- [Work to be completed]:
Scan the data, and whenever a line contains "valueEquals", copy it.

Dataset rows describing interfaces
^^^^^^^^

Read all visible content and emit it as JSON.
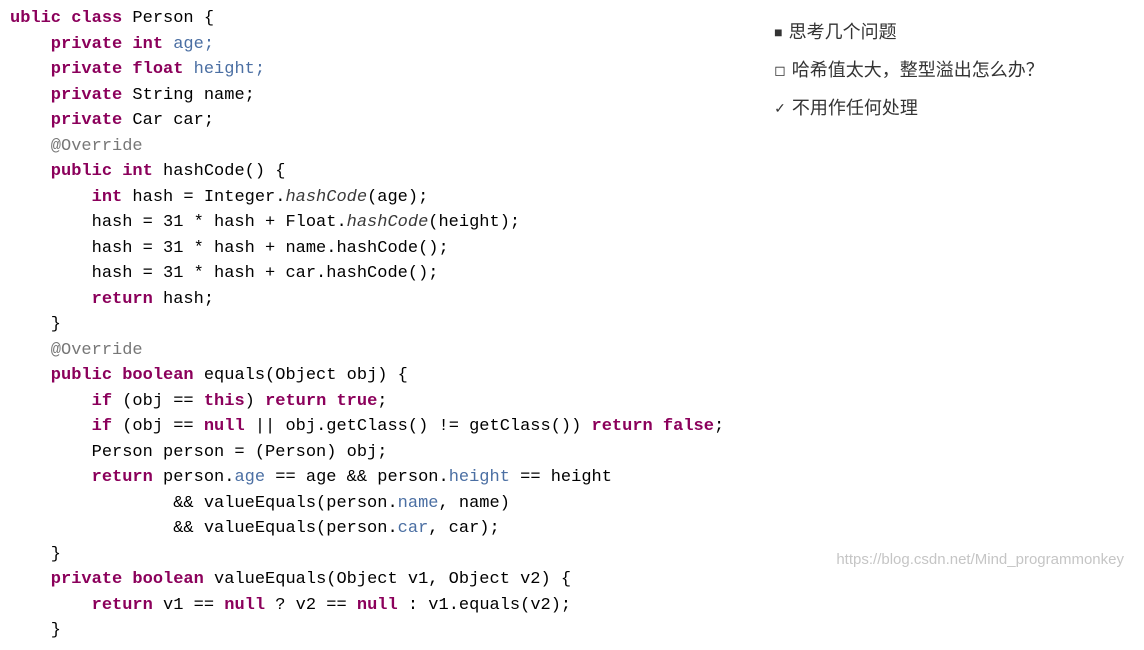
{
  "code": {
    "l1": "ublic class ",
    "l1b": "Person {",
    "l2a": "    private int ",
    "l2b": "age;",
    "l3a": "    private float ",
    "l3b": "height;",
    "l4a": "    private ",
    "l4b": "String name;",
    "l5a": "    private ",
    "l5b": "Car car;",
    "l6": "    @Override",
    "l7a": "    public int ",
    "l7b": "hashCode() {",
    "l8a": "        int ",
    "l8b": "hash = Integer.",
    "l8c": "hashCode",
    "l8d": "(age);",
    "l9a": "        hash = 31 * hash + Float.",
    "l9b": "hashCode",
    "l9c": "(height);",
    "l10": "        hash = 31 * hash + name.hashCode();",
    "l11": "        hash = 31 * hash + car.hashCode();",
    "l12a": "        return ",
    "l12b": "hash;",
    "l13": "    }",
    "l14": "    @Override",
    "l15a": "    public boolean ",
    "l15b": "equals(Object obj) {",
    "l16a": "        if ",
    "l16b": "(obj == ",
    "l16c": "this",
    "l16d": ") ",
    "l16e": "return true",
    "l16f": ";",
    "l17a": "        if ",
    "l17b": "(obj == ",
    "l17c": "null ",
    "l17d": "|| obj.getClass() != getClass()) ",
    "l17e": "return false",
    "l17f": ";",
    "l18": "        Person person = (Person) obj;",
    "l19a": "        return ",
    "l19b": "person.",
    "l19c": "age ",
    "l19d": "== age && person.",
    "l19e": "height ",
    "l19f": "== height",
    "l20a": "                && valueEquals(person.",
    "l20b": "name",
    "l20c": ", name)",
    "l21a": "                && valueEquals(person.",
    "l21b": "car",
    "l21c": ", car);",
    "l22": "    }",
    "l23a": "    private boolean ",
    "l23b": "valueEquals(Object v1, Object v2) {",
    "l24a": "        return ",
    "l24b": "v1 == ",
    "l24c": "null ",
    "l24d": "? v2 == ",
    "l24e": "null ",
    "l24f": ": v1.equals(v2);",
    "l25": "    }"
  },
  "notes": {
    "n1": "思考几个问题",
    "n2": "哈希值太大，整型溢出怎么办？",
    "n3": "不用作任何处理"
  },
  "bullets": {
    "b1": "■",
    "b2": "◻",
    "b3": "✓"
  },
  "watermark_url": "https://blog.csdn.net/Mind_programmonkey"
}
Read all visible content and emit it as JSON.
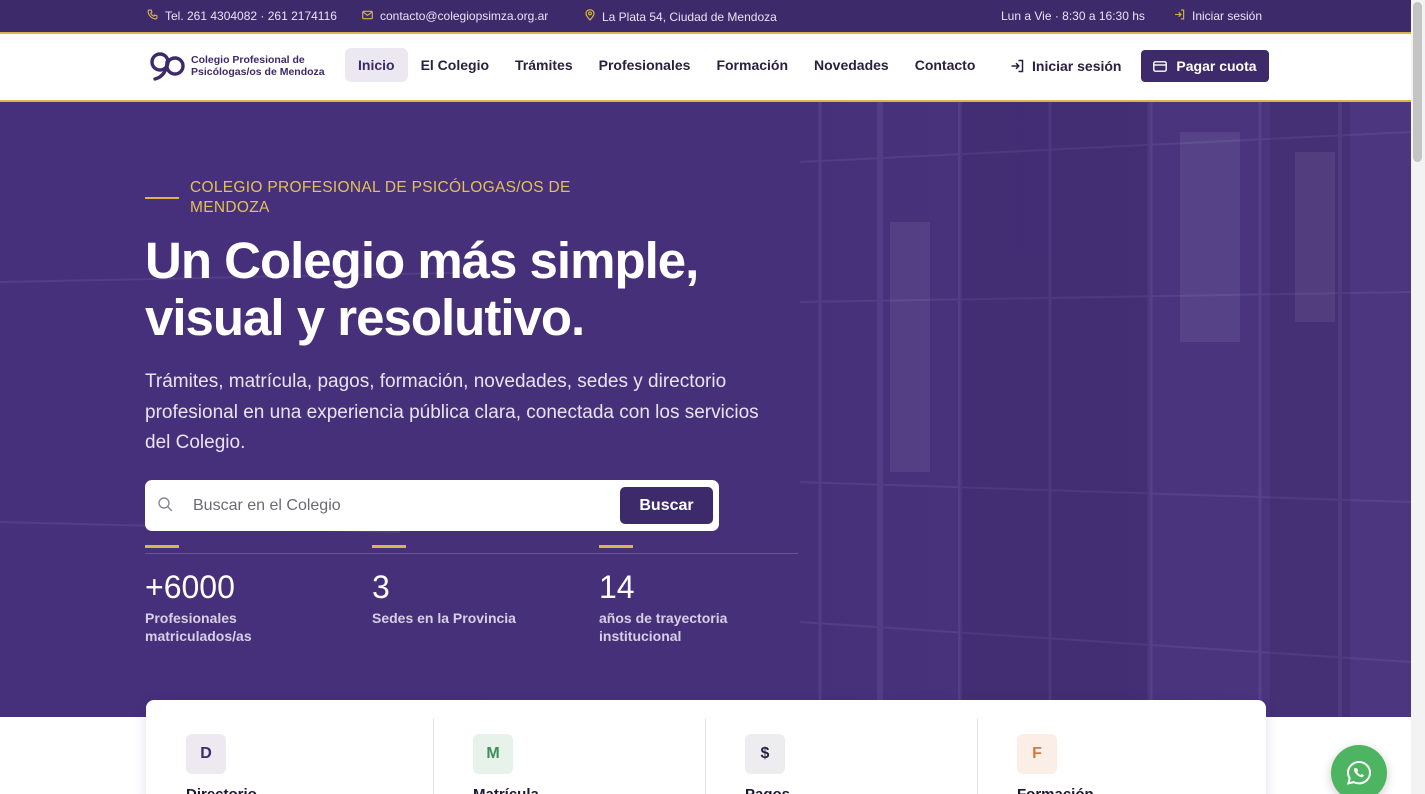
{
  "topbar": {
    "phone": "Tel. 261 4304082 · 261 2174116",
    "email": "contacto@colegiopsimza.org.ar",
    "address": "La Plata 54, Ciudad de Mendoza",
    "hours": "Lun a Vie · 8:30 a 16:30 hs",
    "login": "Iniciar sesión"
  },
  "nav": {
    "logo_line1": "Colegio Profesional de",
    "logo_line2": "Psicólogas/os de Mendoza",
    "links": [
      "Inicio",
      "El Colegio",
      "Trámites",
      "Profesionales",
      "Formación",
      "Novedades",
      "Contacto"
    ],
    "active": "Inicio",
    "login": "Iniciar sesión",
    "pay": "Pagar cuota"
  },
  "hero": {
    "eyebrow": "COLEGIO PROFESIONAL DE PSICÓLOGAS/OS DE MENDOZA",
    "title_line1": "Un Colegio más simple,",
    "title_line2": "visual y resolutivo.",
    "lead": "Trámites, matrícula, pagos, formación, novedades, sedes y directorio profesional en una experiencia pública clara, conectada con los servicios del Colegio.",
    "search_placeholder": "Buscar en el Colegio",
    "search_button": "Buscar",
    "stats": [
      {
        "number": "+6000",
        "label": "Profesionales matriculados/as"
      },
      {
        "number": "3",
        "label": "Sedes en la Provincia"
      },
      {
        "number": "14",
        "label": "años de trayectoria institucional"
      }
    ]
  },
  "cards": [
    {
      "letter": "D",
      "title": "Directorio",
      "badge_bg": "#ece9f1",
      "badge_fg": "#3d2a6b"
    },
    {
      "letter": "M",
      "title": "Matrícula",
      "badge_bg": "#e6f2ea",
      "badge_fg": "#3f8f5a"
    },
    {
      "letter": "$",
      "title": "Pagos",
      "badge_bg": "#ededf0",
      "badge_fg": "#2a2140"
    },
    {
      "letter": "F",
      "title": "Formación",
      "badge_bg": "#fbeee6",
      "badge_fg": "#d07a45"
    }
  ],
  "colors": {
    "brand": "#3d2a6b",
    "gold": "#d8b64b",
    "whatsapp": "#4db462"
  }
}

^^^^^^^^

- [Answer to the exercise]:
    "l20a": "                && valueEquals(person.",
    "l21a": "                && valueEquals(person.",
    "l23b": "valueEquals(Object v1, Object v2) {",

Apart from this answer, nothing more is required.